▶ **REQUIRED ACTION**
When you retype the data, keep every line exactly as it appears.

Element data from apps and pages

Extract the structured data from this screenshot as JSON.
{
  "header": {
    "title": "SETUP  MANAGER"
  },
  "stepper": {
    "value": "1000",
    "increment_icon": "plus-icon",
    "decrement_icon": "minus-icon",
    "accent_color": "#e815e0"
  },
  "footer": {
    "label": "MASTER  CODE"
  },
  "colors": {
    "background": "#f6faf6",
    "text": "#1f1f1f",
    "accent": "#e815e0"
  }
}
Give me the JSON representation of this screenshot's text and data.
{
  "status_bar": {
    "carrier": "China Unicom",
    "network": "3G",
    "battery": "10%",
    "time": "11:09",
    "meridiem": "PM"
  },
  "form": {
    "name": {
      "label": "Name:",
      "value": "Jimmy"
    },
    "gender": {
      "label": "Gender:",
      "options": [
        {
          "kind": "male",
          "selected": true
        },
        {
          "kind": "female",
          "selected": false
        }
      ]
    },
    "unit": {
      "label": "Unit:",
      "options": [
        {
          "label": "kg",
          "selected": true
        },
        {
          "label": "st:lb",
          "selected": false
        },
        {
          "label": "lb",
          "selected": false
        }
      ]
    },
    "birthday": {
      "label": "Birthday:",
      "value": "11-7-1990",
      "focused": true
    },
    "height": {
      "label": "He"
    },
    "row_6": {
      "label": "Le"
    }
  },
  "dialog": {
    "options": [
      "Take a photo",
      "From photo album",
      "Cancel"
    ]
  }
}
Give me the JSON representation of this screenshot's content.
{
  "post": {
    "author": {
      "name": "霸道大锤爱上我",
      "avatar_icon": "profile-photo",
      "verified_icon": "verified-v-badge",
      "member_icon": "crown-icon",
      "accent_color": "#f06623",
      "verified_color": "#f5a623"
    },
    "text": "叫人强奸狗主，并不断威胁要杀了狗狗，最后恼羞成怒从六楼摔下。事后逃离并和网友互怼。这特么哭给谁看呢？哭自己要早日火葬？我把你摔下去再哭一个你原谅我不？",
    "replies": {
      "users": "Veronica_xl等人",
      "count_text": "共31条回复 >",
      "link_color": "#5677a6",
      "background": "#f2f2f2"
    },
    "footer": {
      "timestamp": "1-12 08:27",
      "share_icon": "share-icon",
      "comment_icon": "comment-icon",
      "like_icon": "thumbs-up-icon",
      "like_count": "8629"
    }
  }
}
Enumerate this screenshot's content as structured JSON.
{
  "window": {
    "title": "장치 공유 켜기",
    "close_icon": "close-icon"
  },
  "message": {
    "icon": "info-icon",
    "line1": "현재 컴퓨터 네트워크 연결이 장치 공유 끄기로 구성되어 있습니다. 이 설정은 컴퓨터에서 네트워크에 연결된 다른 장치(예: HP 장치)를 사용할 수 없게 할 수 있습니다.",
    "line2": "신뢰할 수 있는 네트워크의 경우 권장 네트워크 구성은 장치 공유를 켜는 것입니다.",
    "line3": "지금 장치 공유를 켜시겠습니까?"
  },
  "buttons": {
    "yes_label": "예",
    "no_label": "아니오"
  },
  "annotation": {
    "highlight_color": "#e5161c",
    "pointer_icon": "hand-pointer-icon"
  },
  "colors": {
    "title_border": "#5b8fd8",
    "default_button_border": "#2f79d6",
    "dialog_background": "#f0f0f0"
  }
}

▶ **SOLUTION TO THE EXERCISE**
Extract the structured data from this screenshot as JSON.
{
  "header": {
    "title": "SETUP  MANAGER"
  },
  "stepper": {
    "value": "1000",
    "increment_icon": "plus-icon",
    "decrement_icon": "minus-icon",
    "accent_color": "#e815e0"
  },
  "footer": {
    "label": "MASTER  CODE"
  },
  "colors": {
    "background": "#f6faf6",
    "text": "#1f1f1f",
    "accent": "#e815e0"
  }
}
Give me the JSON representation of this screenshot's text and data.
{
  "status_bar": {
    "carrier": "China Unicom",
    "network": "3G",
    "battery": "10%",
    "time": "11:09",
    "meridiem": "PM"
  },
  "form": {
    "name": {
      "label": "Name:",
      "value": "Jimmy"
    },
    "gender": {
      "label": "Gender:",
      "options": [
        {
          "kind": "male",
          "selected": true
        },
        {
          "kind": "female",
          "selected": false
        }
      ]
    },
    "unit": {
      "label": "Unit:",
      "options": [
        {
          "label": "kg",
          "selected": true
        },
        {
          "label": "st:lb",
          "selected": false
        },
        {
          "label": "lb",
          "selected": false
        }
      ]
    },
    "birthday": {
      "label": "Birthday:",
      "value": "11-7-1990",
      "focused": true
    },
    "height": {
      "label": "He"
    },
    "row_6": {
      "label": "Le"
    }
  },
  "dialog": {
    "options": [
      "Take a photo",
      "From photo album",
      "Cancel"
    ]
  }
}
Give me the JSON representation of this screenshot's content.
{
  "post": {
    "author": {
      "name": "霸道大锤爱上我",
      "avatar_icon": "profile-photo",
      "verified_icon": "verified-v-badge",
      "member_icon": "crown-icon",
      "accent_color": "#f06623",
      "verified_color": "#f5a623"
    },
    "text": "叫人强奸狗主，并不断威胁要杀了狗狗，最后恼羞成怒从六楼摔下。事后逃离并和网友互怼。这特么哭给谁看呢？哭自己要早日火葬？我把你摔下去再哭一个你原谅我不？",
    "replies": {
      "users": "Veronica_xl等人",
      "count_text": "共31条回复 >",
      "link_color": "#5677a6",
      "background": "#f2f2f2"
    },
    "footer": {
      "timestamp": "1-12 08:27",
      "share_icon": "share-icon",
      "comment_icon": "comment-icon",
      "like_icon": "thumbs-up-icon",
      "like_count": "8629"
    }
  }
}
Enumerate this screenshot's content as structured JSON.
{
  "window": {
    "title": "장치 공유 켜기",
    "close_icon": "close-icon"
  },
  "message": {
    "icon": "info-icon",
    "line1": "현재 컴퓨터 네트워크 연결이 장치 공유 끄기로 구성되어 있습니다. 이 설정은 컴퓨터에서 네트워크에 연결된 다른 장치(예: HP 장치)를 사용할 수 없게 할 수 있습니다.",
    "line2": "신뢰할 수 있는 네트워크의 경우 권장 네트워크 구성은 장치 공유를 켜는 것입니다.",
    "line3": "지금 장치 공유를 켜시겠습니까?"
  },
  "buttons": {
    "yes_label": "예",
    "no_label": "아니오"
  },
  "annotation": {
    "highlight_color": "#e5161c",
    "pointer_icon": "hand-pointer-icon"
  },
  "colors": {
    "title_border": "#5b8fd8",
    "default_button_border": "#2f79d6",
    "dialog_background": "#f0f0f0"
  }
}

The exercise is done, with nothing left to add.